Moving towards a more inclusive economy, as urged by the Tunisian General Labour Union; the Tunisian Confederation of Industry, Trade and Handicrafts, the main employers’ organisation; and the World Bank, will remain a challenge for Tunisia.
Joussour argues that the government should address the problem of the informal economy by supporting the micro- enterprises operating in the informal sector, to integrate them into the formal sector, as well as fighting smuggling and illegal imports. The main problem is that the government doesn’t have a clear vision for the informal sector.
But successive governments since the revolution have focused on the transition to democracy and the fight against terrorism. The latest iteration, a coalition of parties including the “secularist” party, Nidaa Tounes, and the Islamist party, Ennahdha, is no different. “The big problem is that the government doesn’t have a clear vision for the informal sector, either in the medium or the long term,” says Erguez.
Meanwhile, working as a street vendor, despite recent repression, looks like a rational decision for young men like Achraf. “If I had a legal, normal job, I would probably earn no more than 600 dinars ($243) a month, and that wouldn’t be enough for me and my family,” he told Africa in Fact. “As a street vendor, I can earn up to 1,500 dinars ($607) a month.

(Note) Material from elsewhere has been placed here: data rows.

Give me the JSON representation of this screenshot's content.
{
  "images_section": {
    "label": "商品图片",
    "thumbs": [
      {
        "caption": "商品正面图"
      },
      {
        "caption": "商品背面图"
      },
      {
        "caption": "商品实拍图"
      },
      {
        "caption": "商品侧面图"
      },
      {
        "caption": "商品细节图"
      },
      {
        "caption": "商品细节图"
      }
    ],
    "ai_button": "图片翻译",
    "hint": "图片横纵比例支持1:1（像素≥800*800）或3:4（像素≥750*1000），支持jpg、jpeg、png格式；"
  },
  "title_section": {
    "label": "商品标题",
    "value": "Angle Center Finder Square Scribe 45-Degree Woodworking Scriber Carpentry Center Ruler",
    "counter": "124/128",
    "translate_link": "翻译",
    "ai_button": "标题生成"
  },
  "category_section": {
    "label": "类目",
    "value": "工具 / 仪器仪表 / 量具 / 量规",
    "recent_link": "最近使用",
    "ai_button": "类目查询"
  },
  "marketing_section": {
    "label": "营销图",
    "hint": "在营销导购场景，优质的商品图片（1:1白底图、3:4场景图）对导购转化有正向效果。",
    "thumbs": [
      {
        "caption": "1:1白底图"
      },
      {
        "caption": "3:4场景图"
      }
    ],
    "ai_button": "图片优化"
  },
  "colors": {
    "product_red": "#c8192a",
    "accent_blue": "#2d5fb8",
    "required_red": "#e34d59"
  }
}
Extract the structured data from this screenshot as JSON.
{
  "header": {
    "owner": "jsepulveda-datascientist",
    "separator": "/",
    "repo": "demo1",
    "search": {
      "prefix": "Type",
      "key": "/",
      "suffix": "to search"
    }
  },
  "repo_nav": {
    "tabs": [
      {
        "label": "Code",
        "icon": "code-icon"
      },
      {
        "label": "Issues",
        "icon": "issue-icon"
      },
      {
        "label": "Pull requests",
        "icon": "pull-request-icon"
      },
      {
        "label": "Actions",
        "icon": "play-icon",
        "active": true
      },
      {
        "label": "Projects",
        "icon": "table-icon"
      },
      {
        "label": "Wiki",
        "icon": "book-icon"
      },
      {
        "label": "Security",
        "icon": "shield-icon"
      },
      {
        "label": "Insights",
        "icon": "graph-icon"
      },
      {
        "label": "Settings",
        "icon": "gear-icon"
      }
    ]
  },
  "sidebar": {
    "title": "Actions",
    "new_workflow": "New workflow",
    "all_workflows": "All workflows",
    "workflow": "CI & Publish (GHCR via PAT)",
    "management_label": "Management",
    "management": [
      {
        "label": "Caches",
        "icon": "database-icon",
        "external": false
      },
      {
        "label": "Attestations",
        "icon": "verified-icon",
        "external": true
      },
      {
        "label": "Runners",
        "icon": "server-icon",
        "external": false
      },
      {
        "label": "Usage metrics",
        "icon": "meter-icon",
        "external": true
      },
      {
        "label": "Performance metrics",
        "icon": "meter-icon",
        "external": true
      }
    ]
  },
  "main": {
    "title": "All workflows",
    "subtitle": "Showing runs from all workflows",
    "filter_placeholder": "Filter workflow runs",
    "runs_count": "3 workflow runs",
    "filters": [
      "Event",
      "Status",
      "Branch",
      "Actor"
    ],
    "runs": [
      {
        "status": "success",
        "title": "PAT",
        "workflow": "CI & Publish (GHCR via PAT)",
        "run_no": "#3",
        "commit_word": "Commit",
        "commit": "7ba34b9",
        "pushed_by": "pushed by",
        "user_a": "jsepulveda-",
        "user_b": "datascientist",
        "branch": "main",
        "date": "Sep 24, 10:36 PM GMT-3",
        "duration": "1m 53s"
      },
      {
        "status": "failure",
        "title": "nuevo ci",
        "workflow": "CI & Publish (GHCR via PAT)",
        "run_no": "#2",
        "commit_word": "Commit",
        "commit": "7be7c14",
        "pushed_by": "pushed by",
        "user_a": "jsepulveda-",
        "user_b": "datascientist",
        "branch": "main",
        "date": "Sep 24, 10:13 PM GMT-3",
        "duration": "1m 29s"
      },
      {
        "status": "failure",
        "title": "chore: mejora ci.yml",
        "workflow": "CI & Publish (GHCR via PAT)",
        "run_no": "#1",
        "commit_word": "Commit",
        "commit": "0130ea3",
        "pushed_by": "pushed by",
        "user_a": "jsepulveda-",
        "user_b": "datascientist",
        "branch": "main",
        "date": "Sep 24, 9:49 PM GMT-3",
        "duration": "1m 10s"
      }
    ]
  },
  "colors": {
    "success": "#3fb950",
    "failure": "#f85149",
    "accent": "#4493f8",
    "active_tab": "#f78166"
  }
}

If I stop doing this, what am I going to do? The government should let us work, or give us jobs.”
* Both interviewees declined to disclose their full names.
Perrine Massy is a journalist based in Tunisia since 2013. She has worked for several Tunisian media outlets and co-founded inkyfada.com, a Tunisian web magazine. She writes about Tunisia and North Africa for international media outlets, mainly covering social and political issues. She is also a correspondent for the French radios RTL and RFI.